═════ LISTED RECORDS ═════
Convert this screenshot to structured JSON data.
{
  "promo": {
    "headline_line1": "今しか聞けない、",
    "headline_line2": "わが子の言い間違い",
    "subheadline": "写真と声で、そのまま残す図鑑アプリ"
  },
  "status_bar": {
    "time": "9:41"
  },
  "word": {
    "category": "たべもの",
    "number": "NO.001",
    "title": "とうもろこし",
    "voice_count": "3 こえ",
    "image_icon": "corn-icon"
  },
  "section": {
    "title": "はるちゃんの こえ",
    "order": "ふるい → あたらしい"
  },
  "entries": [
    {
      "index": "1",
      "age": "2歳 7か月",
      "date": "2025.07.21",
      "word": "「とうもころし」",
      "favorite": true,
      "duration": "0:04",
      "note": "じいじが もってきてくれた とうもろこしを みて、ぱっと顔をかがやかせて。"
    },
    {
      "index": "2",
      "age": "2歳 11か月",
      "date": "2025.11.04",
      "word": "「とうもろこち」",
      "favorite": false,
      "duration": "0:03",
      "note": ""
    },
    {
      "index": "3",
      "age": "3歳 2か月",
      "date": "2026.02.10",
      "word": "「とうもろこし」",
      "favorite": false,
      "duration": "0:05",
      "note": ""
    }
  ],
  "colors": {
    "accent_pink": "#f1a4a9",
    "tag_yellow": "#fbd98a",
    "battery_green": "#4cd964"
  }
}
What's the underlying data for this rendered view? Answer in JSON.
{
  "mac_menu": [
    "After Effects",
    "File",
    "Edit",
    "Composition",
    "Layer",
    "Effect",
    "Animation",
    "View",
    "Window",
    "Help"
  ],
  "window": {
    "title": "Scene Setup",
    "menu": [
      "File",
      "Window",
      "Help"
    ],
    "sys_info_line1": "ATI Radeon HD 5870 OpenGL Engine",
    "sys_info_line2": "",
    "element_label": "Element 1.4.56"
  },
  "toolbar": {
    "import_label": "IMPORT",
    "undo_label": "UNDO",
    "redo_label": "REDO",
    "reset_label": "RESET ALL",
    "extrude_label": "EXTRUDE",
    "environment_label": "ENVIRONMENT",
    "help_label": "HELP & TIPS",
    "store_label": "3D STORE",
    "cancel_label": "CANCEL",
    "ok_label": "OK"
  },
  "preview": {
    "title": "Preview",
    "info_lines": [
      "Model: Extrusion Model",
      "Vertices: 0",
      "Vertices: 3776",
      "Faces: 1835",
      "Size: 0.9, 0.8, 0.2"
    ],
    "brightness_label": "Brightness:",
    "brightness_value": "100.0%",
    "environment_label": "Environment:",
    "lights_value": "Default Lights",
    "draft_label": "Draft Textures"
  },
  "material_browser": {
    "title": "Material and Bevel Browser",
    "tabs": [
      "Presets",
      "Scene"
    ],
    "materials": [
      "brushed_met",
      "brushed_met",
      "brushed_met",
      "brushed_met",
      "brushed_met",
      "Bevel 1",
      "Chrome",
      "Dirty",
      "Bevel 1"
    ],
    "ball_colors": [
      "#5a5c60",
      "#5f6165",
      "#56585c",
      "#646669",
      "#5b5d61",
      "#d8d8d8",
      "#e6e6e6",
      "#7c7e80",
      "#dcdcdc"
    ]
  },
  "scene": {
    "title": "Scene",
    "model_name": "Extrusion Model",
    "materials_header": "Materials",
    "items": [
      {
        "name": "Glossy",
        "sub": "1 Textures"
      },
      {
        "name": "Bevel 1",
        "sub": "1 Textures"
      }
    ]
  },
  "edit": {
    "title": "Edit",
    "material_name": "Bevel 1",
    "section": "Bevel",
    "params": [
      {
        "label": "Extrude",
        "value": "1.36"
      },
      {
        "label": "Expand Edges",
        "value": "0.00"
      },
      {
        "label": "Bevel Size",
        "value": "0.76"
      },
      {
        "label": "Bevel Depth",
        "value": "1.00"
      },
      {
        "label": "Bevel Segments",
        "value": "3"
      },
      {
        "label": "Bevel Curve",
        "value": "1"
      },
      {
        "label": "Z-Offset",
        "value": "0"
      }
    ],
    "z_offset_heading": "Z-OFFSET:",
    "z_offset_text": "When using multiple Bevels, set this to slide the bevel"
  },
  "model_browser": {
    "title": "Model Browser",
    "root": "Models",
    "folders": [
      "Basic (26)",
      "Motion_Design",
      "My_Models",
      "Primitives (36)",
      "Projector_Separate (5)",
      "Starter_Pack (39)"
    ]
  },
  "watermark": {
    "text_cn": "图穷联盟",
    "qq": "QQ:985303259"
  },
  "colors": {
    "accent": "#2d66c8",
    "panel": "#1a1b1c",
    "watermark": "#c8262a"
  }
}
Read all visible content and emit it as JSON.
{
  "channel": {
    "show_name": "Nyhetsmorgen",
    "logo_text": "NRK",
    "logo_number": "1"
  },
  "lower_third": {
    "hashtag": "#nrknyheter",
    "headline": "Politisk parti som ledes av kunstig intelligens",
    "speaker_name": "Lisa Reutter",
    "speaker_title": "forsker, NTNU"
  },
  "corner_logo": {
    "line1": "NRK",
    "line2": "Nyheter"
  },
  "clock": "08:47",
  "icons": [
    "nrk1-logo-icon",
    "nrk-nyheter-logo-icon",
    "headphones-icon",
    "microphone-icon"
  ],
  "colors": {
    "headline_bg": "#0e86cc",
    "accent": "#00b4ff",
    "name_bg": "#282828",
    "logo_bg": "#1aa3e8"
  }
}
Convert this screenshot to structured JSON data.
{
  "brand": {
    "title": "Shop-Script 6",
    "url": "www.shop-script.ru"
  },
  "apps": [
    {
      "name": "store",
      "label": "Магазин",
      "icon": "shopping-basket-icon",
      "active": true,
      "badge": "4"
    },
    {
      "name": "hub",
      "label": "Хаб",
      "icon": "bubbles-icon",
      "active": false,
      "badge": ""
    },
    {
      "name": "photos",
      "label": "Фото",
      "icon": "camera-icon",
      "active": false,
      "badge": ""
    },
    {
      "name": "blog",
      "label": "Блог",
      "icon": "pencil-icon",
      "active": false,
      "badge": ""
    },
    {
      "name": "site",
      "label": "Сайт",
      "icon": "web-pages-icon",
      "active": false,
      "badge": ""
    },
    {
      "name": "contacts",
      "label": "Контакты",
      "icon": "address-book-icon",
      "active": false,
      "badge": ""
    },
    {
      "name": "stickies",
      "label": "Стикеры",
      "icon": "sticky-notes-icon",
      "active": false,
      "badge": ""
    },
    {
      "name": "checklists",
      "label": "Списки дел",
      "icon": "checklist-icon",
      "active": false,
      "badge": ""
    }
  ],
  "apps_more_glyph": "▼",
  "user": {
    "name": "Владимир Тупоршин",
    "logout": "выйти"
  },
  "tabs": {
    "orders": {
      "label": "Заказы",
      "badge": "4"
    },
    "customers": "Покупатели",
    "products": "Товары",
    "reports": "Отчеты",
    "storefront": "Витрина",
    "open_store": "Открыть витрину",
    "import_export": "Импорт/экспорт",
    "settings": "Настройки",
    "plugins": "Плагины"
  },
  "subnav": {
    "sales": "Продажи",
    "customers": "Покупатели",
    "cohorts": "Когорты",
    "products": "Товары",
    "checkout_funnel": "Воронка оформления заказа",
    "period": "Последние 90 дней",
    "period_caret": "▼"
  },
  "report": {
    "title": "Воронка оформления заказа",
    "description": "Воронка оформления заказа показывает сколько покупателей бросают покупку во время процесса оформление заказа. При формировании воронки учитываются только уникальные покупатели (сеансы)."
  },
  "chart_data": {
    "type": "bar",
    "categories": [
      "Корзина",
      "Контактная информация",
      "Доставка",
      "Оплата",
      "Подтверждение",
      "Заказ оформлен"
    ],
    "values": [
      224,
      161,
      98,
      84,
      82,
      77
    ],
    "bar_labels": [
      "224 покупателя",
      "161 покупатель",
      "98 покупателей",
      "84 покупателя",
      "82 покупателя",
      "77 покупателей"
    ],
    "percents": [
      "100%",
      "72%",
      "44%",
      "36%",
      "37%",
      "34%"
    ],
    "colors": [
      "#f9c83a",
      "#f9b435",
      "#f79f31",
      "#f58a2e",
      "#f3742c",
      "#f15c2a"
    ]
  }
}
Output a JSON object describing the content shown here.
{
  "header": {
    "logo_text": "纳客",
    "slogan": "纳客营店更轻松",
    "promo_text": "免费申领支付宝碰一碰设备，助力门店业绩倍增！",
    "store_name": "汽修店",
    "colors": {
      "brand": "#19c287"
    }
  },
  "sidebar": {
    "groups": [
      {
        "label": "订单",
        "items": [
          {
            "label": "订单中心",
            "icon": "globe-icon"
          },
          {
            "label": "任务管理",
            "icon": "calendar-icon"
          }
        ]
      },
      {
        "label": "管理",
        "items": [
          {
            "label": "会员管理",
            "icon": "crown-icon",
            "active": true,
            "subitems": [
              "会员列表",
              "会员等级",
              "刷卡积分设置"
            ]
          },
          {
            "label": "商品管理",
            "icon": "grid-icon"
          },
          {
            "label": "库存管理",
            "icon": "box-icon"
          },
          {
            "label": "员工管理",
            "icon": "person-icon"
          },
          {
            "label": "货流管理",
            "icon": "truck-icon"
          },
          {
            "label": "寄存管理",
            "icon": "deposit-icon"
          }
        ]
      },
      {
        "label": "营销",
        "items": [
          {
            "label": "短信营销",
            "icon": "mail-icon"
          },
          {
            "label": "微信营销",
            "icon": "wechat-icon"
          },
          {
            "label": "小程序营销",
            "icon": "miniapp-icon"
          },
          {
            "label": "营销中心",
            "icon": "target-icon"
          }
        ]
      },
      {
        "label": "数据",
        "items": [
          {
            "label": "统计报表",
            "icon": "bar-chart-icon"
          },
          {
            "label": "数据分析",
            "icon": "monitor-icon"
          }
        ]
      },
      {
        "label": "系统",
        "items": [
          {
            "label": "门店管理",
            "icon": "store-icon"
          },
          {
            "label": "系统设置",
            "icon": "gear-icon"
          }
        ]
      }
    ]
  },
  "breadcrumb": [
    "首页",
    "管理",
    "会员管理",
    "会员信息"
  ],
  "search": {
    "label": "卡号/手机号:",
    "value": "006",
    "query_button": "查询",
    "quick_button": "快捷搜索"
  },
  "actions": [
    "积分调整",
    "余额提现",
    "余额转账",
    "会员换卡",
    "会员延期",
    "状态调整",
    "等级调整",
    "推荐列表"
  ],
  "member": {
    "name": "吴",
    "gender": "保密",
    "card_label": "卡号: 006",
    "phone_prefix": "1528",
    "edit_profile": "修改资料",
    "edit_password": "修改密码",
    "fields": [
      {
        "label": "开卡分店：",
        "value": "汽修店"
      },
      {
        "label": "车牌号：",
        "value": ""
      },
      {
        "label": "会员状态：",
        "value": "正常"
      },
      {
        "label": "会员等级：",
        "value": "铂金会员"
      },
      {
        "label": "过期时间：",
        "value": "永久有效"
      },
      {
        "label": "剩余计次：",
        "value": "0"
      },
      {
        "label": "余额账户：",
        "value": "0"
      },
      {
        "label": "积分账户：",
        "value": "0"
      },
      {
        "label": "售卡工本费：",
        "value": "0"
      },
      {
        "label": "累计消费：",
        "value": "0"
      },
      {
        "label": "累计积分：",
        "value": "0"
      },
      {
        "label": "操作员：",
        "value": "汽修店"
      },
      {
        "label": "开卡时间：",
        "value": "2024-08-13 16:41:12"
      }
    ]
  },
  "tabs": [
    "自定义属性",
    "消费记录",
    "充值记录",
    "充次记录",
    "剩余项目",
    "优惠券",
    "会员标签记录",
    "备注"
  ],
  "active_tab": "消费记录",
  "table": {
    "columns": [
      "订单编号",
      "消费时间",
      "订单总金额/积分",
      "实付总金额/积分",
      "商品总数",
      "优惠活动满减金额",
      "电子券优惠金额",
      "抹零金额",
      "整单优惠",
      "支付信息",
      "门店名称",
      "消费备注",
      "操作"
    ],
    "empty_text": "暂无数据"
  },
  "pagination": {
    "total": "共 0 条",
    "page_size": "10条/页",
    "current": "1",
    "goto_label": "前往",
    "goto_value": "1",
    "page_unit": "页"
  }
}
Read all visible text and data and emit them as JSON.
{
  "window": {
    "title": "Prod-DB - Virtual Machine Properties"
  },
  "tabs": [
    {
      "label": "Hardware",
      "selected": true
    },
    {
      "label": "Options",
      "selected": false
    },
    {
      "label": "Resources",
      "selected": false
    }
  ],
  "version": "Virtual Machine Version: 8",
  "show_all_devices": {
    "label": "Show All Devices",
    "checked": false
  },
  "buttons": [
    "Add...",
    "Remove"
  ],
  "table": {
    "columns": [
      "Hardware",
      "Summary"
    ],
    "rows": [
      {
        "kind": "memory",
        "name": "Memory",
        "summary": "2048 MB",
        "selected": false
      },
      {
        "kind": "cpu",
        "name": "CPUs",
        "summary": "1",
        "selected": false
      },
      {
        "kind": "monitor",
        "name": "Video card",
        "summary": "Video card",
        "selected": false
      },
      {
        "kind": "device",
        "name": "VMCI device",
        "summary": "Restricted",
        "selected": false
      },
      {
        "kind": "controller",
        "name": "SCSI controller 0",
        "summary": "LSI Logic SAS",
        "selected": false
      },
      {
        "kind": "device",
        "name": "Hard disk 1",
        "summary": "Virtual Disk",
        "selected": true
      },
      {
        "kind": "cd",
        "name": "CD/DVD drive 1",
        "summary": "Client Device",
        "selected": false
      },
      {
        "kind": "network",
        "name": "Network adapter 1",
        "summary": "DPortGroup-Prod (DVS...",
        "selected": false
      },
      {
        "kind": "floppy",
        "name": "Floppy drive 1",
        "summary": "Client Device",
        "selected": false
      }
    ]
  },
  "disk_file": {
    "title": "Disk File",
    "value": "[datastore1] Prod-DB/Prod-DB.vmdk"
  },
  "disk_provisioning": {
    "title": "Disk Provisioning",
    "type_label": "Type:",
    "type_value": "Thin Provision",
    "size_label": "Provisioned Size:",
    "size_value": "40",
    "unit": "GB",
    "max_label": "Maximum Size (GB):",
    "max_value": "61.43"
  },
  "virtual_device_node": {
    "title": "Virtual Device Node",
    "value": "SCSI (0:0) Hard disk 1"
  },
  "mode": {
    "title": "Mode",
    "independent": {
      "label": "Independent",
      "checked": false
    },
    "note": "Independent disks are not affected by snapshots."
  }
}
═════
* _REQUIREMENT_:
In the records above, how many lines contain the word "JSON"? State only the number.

* _WRITTEN RESPONSE_:
6